-- Dataset rows describing interfaces --
============

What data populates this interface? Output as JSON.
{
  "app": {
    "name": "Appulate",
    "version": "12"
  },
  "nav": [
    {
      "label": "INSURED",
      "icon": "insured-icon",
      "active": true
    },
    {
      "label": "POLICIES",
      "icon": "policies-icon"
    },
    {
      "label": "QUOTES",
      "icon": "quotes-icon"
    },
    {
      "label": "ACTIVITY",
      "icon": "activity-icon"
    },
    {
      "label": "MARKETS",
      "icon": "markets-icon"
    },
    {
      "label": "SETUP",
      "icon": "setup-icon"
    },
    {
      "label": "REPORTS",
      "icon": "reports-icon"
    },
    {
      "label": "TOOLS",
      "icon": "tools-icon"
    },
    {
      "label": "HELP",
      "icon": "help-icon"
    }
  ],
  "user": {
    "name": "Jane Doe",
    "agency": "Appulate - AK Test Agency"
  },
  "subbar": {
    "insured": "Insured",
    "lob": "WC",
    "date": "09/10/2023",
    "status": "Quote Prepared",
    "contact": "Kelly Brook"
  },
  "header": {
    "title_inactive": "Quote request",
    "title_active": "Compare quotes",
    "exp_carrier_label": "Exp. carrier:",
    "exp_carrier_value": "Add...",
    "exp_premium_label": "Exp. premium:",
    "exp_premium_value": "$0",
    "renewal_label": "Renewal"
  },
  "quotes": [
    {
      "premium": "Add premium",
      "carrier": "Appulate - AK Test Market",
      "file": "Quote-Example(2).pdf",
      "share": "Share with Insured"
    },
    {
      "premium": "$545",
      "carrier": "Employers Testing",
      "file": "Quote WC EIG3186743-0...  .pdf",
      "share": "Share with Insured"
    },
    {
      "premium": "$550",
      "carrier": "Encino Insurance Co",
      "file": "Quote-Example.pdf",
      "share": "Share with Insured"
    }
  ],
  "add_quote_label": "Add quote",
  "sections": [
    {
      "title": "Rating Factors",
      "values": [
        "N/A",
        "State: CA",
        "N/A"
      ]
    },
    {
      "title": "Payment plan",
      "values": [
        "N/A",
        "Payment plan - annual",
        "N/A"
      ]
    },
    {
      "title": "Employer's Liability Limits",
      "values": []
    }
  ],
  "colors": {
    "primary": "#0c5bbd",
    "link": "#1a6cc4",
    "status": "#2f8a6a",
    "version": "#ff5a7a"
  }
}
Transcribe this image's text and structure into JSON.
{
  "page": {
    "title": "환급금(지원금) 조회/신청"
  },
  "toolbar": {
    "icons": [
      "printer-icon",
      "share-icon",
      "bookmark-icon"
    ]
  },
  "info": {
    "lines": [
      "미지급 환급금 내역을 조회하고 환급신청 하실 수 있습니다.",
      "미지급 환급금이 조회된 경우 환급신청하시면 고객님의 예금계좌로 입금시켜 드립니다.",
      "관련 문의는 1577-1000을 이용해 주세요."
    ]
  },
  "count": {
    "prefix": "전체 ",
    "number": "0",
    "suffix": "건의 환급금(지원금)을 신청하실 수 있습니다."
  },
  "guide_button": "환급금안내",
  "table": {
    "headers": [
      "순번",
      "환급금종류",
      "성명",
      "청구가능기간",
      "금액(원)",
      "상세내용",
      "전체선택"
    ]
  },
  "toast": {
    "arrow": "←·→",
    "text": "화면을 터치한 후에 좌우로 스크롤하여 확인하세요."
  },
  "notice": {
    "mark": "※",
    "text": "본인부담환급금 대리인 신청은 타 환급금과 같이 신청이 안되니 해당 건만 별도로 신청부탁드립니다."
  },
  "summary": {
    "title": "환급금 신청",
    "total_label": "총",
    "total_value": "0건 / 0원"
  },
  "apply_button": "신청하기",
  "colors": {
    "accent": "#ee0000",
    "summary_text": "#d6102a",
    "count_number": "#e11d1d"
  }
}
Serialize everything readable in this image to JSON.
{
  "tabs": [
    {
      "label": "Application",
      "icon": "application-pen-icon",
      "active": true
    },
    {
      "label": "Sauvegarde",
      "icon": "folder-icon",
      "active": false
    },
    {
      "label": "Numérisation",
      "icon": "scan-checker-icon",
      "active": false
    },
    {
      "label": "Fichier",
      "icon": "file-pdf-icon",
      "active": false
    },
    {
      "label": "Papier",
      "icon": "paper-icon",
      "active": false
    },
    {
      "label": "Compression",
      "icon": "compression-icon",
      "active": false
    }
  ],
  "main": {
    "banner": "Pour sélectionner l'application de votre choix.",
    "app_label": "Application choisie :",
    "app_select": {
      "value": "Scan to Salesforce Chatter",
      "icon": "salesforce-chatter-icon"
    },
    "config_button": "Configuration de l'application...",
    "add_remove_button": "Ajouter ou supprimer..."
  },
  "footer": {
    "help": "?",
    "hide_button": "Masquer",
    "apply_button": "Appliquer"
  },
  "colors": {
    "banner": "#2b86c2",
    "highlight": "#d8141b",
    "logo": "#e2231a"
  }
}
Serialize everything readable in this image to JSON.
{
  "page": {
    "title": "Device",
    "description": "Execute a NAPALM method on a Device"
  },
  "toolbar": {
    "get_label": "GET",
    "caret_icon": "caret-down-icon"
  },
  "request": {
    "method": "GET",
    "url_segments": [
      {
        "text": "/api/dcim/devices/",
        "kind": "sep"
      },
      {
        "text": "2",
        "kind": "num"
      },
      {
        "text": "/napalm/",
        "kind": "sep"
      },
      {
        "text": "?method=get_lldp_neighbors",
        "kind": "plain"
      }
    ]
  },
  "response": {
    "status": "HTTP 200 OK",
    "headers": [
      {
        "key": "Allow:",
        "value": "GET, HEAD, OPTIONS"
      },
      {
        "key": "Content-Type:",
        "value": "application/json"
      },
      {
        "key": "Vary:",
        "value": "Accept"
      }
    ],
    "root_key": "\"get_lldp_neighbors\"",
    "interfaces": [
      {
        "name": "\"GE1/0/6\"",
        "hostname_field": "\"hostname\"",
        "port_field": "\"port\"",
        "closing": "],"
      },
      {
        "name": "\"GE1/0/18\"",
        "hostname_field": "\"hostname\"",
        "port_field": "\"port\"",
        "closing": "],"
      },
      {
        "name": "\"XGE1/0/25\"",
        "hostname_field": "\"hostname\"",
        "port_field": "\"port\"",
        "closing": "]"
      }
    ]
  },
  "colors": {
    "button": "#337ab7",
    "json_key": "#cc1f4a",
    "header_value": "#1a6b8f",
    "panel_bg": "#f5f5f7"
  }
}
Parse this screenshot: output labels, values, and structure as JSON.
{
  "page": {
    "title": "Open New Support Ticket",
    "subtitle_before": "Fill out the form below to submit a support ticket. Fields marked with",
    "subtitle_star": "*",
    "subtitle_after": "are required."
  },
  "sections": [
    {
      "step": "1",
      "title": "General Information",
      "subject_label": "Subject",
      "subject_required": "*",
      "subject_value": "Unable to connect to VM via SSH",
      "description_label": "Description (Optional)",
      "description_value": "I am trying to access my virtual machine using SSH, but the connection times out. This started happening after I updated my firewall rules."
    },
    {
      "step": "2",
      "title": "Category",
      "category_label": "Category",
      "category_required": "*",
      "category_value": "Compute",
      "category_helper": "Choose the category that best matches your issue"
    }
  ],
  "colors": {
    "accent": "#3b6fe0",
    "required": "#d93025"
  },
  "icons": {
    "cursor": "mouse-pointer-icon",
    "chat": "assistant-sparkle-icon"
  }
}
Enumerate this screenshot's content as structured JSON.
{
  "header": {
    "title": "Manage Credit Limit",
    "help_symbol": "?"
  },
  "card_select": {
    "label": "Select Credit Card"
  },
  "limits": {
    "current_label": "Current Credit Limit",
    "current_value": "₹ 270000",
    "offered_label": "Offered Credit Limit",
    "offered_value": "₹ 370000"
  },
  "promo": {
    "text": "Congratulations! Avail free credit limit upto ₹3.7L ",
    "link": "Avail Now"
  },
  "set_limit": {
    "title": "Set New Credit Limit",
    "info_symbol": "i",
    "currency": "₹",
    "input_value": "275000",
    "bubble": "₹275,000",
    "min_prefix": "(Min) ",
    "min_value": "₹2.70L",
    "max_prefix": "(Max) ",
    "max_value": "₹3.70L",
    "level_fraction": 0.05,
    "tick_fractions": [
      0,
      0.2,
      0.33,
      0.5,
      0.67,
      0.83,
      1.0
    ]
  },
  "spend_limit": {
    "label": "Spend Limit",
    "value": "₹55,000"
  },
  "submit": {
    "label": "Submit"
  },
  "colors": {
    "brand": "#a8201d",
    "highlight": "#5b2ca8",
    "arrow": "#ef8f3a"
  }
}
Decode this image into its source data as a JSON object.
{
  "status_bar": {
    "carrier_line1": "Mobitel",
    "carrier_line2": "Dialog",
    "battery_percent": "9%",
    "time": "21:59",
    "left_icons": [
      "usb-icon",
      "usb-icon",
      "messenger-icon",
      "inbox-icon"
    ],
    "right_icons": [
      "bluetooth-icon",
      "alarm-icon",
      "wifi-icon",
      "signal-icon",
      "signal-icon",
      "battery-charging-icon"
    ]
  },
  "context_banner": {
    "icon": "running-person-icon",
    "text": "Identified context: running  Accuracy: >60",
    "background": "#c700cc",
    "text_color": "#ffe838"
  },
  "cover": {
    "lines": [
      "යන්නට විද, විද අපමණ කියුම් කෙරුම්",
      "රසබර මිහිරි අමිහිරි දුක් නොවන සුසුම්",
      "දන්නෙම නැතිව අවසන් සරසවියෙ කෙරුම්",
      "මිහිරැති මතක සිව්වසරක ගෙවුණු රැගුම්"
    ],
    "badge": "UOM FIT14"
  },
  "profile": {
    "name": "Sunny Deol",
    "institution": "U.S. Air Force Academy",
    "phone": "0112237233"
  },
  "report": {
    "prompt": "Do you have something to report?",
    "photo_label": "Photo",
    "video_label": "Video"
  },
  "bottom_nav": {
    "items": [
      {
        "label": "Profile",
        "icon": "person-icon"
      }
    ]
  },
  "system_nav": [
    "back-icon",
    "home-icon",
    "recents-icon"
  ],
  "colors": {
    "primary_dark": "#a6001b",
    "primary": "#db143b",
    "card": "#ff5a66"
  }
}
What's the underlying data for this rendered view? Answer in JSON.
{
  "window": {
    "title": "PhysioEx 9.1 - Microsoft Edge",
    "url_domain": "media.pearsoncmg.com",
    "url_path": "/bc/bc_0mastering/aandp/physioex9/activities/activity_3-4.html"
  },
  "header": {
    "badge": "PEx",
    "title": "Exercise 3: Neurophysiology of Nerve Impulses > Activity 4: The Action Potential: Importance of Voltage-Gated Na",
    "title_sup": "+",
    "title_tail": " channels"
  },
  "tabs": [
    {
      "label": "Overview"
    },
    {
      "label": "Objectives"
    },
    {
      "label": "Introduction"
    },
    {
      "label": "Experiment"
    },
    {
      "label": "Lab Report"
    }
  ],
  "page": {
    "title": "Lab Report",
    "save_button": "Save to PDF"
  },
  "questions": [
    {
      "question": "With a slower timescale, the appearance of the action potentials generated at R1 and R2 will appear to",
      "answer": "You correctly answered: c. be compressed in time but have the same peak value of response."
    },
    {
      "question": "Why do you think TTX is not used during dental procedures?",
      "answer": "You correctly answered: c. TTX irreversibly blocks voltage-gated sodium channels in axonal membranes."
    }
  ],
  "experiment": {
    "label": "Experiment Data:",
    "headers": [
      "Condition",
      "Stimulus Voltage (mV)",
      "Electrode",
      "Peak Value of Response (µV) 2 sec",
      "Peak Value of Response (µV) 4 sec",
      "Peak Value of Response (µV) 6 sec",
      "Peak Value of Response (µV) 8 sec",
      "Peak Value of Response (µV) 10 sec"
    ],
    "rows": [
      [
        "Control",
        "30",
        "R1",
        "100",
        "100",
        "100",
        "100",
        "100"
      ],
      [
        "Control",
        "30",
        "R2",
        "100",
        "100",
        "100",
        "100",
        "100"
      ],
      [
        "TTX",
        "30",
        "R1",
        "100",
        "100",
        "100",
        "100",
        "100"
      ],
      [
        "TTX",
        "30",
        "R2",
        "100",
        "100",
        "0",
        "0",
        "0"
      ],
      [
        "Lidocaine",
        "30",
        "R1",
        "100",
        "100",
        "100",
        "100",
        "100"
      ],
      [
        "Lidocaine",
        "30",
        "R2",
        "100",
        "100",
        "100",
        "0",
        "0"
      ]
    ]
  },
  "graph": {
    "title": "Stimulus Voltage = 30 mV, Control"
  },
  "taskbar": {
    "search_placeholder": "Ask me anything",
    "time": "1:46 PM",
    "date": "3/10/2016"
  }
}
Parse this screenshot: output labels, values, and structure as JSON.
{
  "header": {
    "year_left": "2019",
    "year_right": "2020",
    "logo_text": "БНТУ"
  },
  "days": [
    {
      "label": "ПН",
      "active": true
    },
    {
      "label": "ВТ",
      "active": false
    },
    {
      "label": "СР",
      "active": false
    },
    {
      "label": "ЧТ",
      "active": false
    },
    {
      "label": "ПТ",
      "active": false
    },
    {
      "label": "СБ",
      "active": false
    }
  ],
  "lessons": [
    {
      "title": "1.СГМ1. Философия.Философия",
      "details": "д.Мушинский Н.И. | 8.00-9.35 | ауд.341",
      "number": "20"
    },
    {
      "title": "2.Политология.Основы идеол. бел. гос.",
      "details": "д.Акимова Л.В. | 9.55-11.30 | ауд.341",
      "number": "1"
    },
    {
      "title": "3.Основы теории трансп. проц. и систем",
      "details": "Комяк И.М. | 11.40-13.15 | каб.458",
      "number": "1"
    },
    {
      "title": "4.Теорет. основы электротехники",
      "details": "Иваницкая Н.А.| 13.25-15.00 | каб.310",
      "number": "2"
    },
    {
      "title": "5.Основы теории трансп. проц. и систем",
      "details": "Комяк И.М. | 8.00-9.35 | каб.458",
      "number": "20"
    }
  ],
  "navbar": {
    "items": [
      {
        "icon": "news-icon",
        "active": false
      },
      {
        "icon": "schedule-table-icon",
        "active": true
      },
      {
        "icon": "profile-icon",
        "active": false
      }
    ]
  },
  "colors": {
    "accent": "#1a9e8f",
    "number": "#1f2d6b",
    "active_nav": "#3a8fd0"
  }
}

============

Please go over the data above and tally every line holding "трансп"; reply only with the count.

2